Securities fraud covers a wide range of criminal activities involving financial markets. It can include high-yield investment fraud, Ponzi schemes, pyramid schemes, advance fee schemes, foreign currency fraud, and broker embezzlement.
It can also include “pump-and-dump” schemes where fraudsters spread false information about stocks to artificially drive their prices up (the pump) and then dump the shares for quick profits (the dump). The FBI warns that individuals involved in securities fraud may face civil and criminal liability.
Look for Signs of Fraud
So, what is securities fraud? Securities fraud is a serious white-collar crime that takes many forms. It can involve anyone in the financial business world, from a stockbroker or speculator to a company owner or even the head of a financial institution or investment bank. Typically, it involves misrepresenting information investors use to make decisions.
Every year, scam artists siphon billions of dollars from unsuspecting investors. This money can be stolen from pension funds, college savings accounts, or even personal investments made with hard-earned cash. In some cases, the investors never get their money back.
Investors can fall victim to various fraudulent schemes, including advance-fee fraud and promissory note fraud. In the former, the fraudsters ask victims to send them relatively small amounts of money — for example, for purported taxes or processing fees — to participate in a “too good to be true” investment opportunity. Then, they disappear with the funds.
Be suspicious of any investment offering that claims to offer above-market returns or guarantees – especially if you are being solicited by someone who isn’t a licensed broker. If you suspect something is wrong, insist on a written statement detailing all transactions in your account. You can also check the background of any person you are considering investing with by using CSA’s Disciplined Persons list.
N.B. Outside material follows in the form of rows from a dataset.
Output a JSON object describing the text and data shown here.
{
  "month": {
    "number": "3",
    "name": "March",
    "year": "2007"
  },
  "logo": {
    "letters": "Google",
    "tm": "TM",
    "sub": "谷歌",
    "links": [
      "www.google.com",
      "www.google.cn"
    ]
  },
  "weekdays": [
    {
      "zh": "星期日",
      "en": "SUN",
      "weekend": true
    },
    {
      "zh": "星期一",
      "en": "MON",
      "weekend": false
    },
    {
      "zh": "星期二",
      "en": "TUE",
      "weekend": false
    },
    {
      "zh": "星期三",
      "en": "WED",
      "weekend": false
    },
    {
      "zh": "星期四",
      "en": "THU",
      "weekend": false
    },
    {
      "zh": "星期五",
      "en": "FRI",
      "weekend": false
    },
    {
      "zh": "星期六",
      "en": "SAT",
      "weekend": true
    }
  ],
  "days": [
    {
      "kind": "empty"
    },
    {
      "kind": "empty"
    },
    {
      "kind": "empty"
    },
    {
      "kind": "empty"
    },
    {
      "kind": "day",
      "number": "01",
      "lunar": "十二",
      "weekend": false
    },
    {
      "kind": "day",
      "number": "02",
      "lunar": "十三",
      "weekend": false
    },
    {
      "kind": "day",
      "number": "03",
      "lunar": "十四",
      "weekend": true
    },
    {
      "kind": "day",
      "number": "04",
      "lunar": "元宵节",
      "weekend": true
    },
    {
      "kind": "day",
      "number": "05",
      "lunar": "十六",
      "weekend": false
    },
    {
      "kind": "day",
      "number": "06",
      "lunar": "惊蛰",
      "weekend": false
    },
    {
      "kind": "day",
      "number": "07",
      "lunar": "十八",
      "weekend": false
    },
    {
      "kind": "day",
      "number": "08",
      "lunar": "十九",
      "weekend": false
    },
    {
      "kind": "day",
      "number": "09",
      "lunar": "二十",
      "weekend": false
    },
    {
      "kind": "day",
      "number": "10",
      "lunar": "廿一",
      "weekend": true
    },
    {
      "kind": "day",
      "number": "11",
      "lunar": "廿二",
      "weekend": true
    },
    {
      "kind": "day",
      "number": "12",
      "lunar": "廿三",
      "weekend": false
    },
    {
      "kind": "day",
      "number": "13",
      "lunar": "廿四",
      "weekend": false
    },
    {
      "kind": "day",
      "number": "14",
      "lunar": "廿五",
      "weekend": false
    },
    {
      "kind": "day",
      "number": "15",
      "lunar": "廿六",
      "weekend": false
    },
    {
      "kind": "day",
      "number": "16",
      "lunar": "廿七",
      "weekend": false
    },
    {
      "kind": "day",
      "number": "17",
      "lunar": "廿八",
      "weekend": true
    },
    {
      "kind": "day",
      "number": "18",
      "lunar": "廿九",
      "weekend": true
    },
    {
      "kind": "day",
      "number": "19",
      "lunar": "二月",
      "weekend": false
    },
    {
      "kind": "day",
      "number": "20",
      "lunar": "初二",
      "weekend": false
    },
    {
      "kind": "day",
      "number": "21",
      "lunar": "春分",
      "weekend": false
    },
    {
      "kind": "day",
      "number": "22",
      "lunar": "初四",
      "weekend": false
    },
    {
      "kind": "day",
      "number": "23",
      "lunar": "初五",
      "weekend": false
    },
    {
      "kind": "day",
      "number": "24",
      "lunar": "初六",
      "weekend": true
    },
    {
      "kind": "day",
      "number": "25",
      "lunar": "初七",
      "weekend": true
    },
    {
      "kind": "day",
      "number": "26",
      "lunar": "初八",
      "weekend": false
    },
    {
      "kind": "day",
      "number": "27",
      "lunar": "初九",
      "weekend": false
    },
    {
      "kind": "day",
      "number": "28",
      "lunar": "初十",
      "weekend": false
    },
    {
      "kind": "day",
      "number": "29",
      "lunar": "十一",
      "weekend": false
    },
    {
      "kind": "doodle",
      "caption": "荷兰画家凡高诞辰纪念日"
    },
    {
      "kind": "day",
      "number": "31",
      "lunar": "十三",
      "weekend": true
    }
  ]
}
Scam artists rely on the fact that investors are not asking enough questions. Taking time to research the “mechanics” of an investment can help you spot fraud before it occurs. Don’t use unsolicited emails, message board postings, or company news releases as your only source of information. Legitimate investment professionals will respect your time and not pressure you to decide immediately. Beware of so-called affinity frauds, which target members of a particular social group, religious community, or ethnic background. They may tell you that everyone in your group is already invested, or they’ve victimized others in your same group.
Don’t Be Afraid to File a Complaint
Each year, fraudsters siphon billions from investors. If you are aware of securities fraud or suspect it, there are steps you can take to protect yourself. The SEC’s website provides tips, complaints, and referrals for concerns regarding investments or financial professionals and suspicions of Ponzi schemes, insider trading, and market manipulation. It also maintains policies and procedures in place to protect whistleblowers.
In addition to the SEC’s complaint system, there are independent agencies that will help you file a complaint against a broker or financial professional who you believe has committed misconduct. Before filing a complaint, gathering information, such as correspondence regarding the specifics of transactions, financial statements, and cancelled checks supporting your claims, is best.
If you file a complaint, it is best to retain a securities lawyer. A securities attorney can help you file your complaint and pursue other avenues of justice, such as arbitration before FINRA or JAMS or a lawsuit in federal court.
A successful SEC enforcement action can result in recovered funds being distributed to harmed investors. However, it is essential to remember that while these actions can help harmed investors recover some of their losses, a successful recovery will not compensate for all losses.
As an investor, you should always keep track of the cost basis of any securities you own. This helps you determine the amount of tax you owe when selling those securities. Fraudsters often sell these financial instruments for less than their actual value, and they use various methods to promote them. They may spread false information via news releases, Internet chat rooms, and forums to create a buying frenzy. After the stock price gains momentum, they dump the shares for profit. This type of fraud is known as a pump-and-dump scheme.
Other forms of securities fraud include:
- High-yield investment fraud.
- Ponzi schemes.
- Pyramid schemes.
- Advanced fee schemes.
- Foreign currency fraud.
- Broker embezzlement.
- Hedge fund-related fraud.
- Late-day trading.
Securities fraud is a white-collar crime that individuals, companies, and organizations can commit.
The number of securities scams is constantly growing. While a healthy dose of scepticism can help you spot red flags, many people fall victim to this fraud yearly. By committing to constant vigilance, you can protect yourself and your loved ones from falling prey to these fraudulent activities. This is especially important in an environment where investors are showered with offers of investment opportunities, often from unscrupulous individuals or companies. Investment scams that target specific groups, such as the elderly or religious or ethnic communities, are also common.